A little to the northwest of Osoyoos, BC, the city that claims the title of hottest place in Canada and one of the border towns with the US, is this alkaline water formation known as “Spotted Lake.” This view from the side of the Crowsnest Highway (Number 3) is the closest one can legally get to the lake these days, as it is private land belonging to a native band. According to Wikipedia the natives bought the land partly to prevent the development of a spa. Interestingly, the mineral-rich area was used to source material for ammunition during the First World War.
It isn’t worth going out of your way to visit since you can’t walk down onto its banks, but if you are passing through the area, it’s worth a stop to have a look from the side of the road. You can read a bit more about Spotted Lake here.
I encountered this old building on my drive from Keremeos to Hope, BC. The low clouds and fog made for an eerie scene, and with the last little bit of daylight left, I took this photo. A cursory Google search of Chuchuwayha reveals a small Reserve of the Upper Similkameen Band, population 76. I did not see a soul during my few minutes here. I would have loved to see the dollar (loonie) auction or stayed for bingo night, though. I am not sure what to think about that smiley face, except it looks somehow creepy to me.
My inspiration for this photo comes in part from the blog of my friend Melinda Green Harvey, whom I had the tremendous fortune of meeting at a photography workshop in Santa Fe taught by the tireless and incomparable Brett Erickson. Her blog is based on the concept of posting one photo every single day without fail, and she has managed to stick to this exhausting theme for four years! You’ll find many photos of old buildings there, like this one, for example. On top of all that, she has a tremendous eye for photography.
I’m back in New York now, so will get to posting more actual travel stories and tips. Iguazu and Peru are next.
Remember when you’d be traveling somewhere and send a postcard home to family, and the mail delivery service was so slow you’d end up beating it back home before it arrived? In that manner, I can continue with this series if you like, or I can stop. Let me know what you, the reader, want.
When chewing up tarmac in a Porsche GT3, it’s easy to overlook the beauty of the setting as you focus on your next heel-toe downshift, and what lies beyond the next curve. Not so when you’re in the Similkameen Valley, which is a narrow, 100km long pastoral paradise that extends northwest from the city of Osoyoos, at the US border, through the fruit-growing community of Keremeos, to the town of Princeton. I snapped this photo at the side of a cornfield as a beam of sunlight burst through the heavy cloud-cover late in the afternoon before the sun disappeared over the mountains. I love the contrast of precision performance machine in a timeless, rural setting.
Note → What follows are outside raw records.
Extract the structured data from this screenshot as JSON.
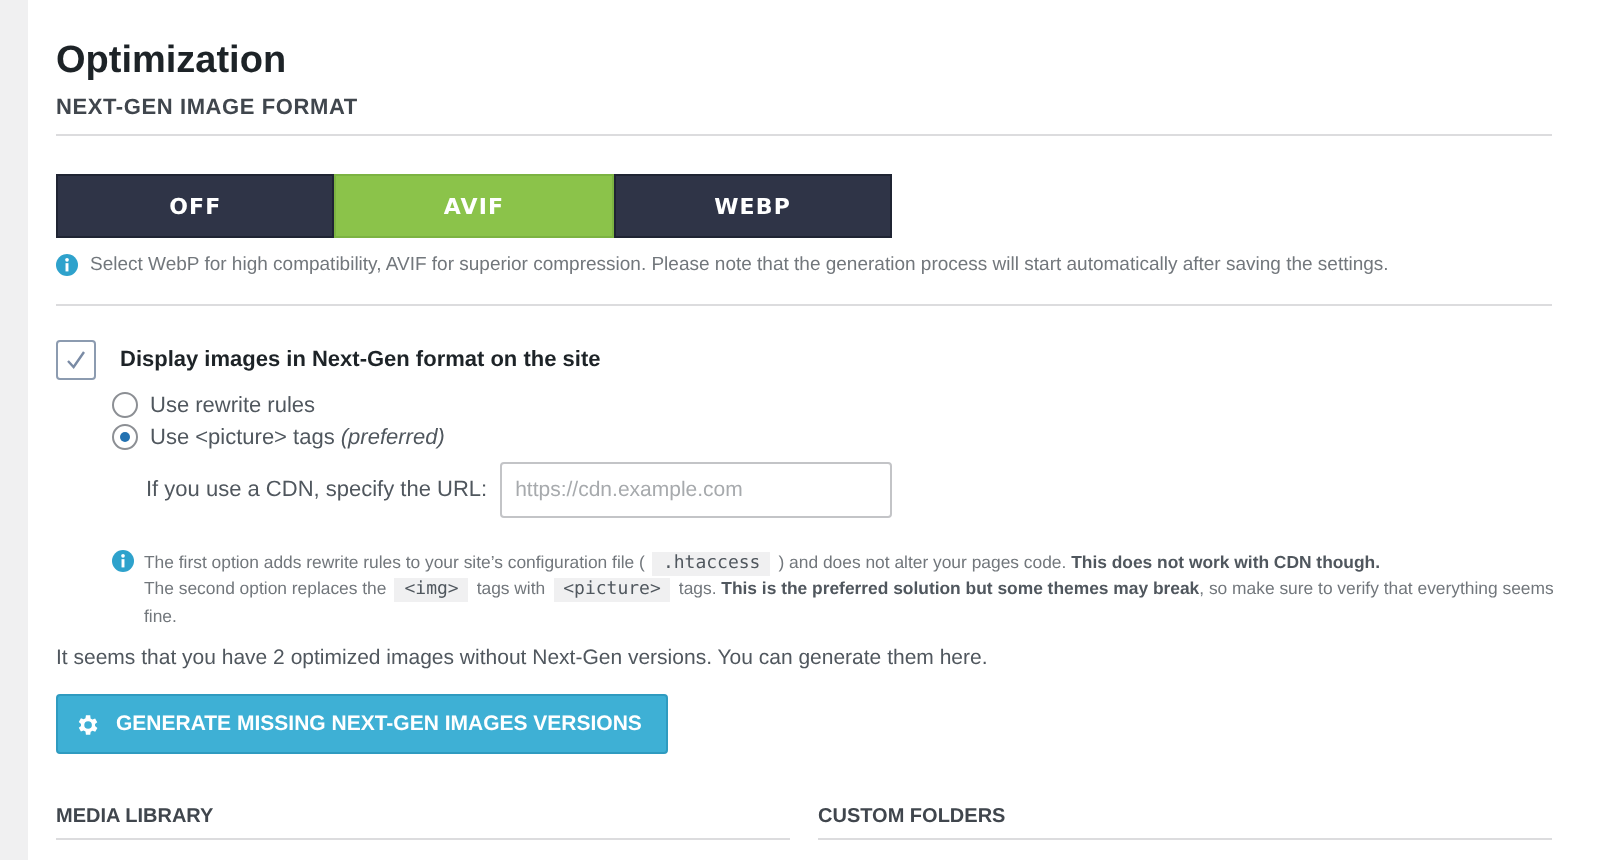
{
  "title": "Optimization",
  "section_heading": "NEXT-GEN IMAGE FORMAT",
  "format_options": [
    {
      "label": "OFF",
      "selected": false
    },
    {
      "label": "AVIF",
      "selected": true
    },
    {
      "label": "WEBP",
      "selected": false
    }
  ],
  "format_hint": "Select WebP for high compatibility, AVIF for superior compression. Please note that the generation process will start automatically after saving the settings.",
  "display_option": {
    "label": "Display images in Next-Gen format on the site",
    "checked": true
  },
  "methods": [
    {
      "label": "Use rewrite rules",
      "selected": false
    },
    {
      "label": "Use <picture> tags *(preferred)*",
      "selected": true
    }
  ],
  "cdn": {
    "label": "If you use a CDN, specify the URL:",
    "placeholder": "https://cdn.example.com"
  },
  "notes": [
    [
      {
        "kind": "text",
        "text": "The first option adds rewrite rules to your site’s configuration file ("
      },
      {
        "kind": "code",
        "text": ".htaccess"
      },
      {
        "kind": "text",
        "text": ") and does not alter your pages code. **This does not work with CDN though.**"
      }
    ],
    [
      {
        "kind": "text",
        "text": "The second option replaces the"
      },
      {
        "kind": "code",
        "text": "<img>"
      },
      {
        "kind": "text",
        "text": "tags with"
      },
      {
        "kind": "code",
        "text": "<picture>"
      },
      {
        "kind": "text",
        "text": "tags. **This is the preferred solution but some themes may break**, so make sure to verify that everything seems"
      }
    ],
    [
      {
        "kind": "text",
        "text": "fine."
      }
    ]
  ],
  "status_text": "It seems that you have 2 optimized images without Next-Gen versions. You can generate them here.",
  "generate_button": "GENERATE MISSING NEXT-GEN IMAGES VERSIONS",
  "bottom_headings": [
    "MEDIA LIBRARY",
    "CUSTOM FOLDERS"
  ]
}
After getting through the valley, the highway takes you up Allison Pass. Here I encountered such dense fog that night, I had to slow down to about half the posted speed limit in order to see where I was going. Visibility in places was no more than ten meters. At one point, the fog cleared just enough to reveal the Skagit River next to me, bathed in a mysterious, fog-filtered twilight. Out of the fog emerged a magnificent bald eagle. I slowed down even further and drove alongside the great bird for about a minute. Sadly, there was no way to photograph that moment to share with you, but it will be forever etched in my mind.
Despite the fog and treacherous driving conditions all the way to the town of Hope beyond Allison Pass, for my money, the road through the Similkameen Valley is the most beautiful, fun road I’ve ever driven. Next time, I may slow it down even further and take my road bike instead.
This is a link that explains a bit more about this magical place.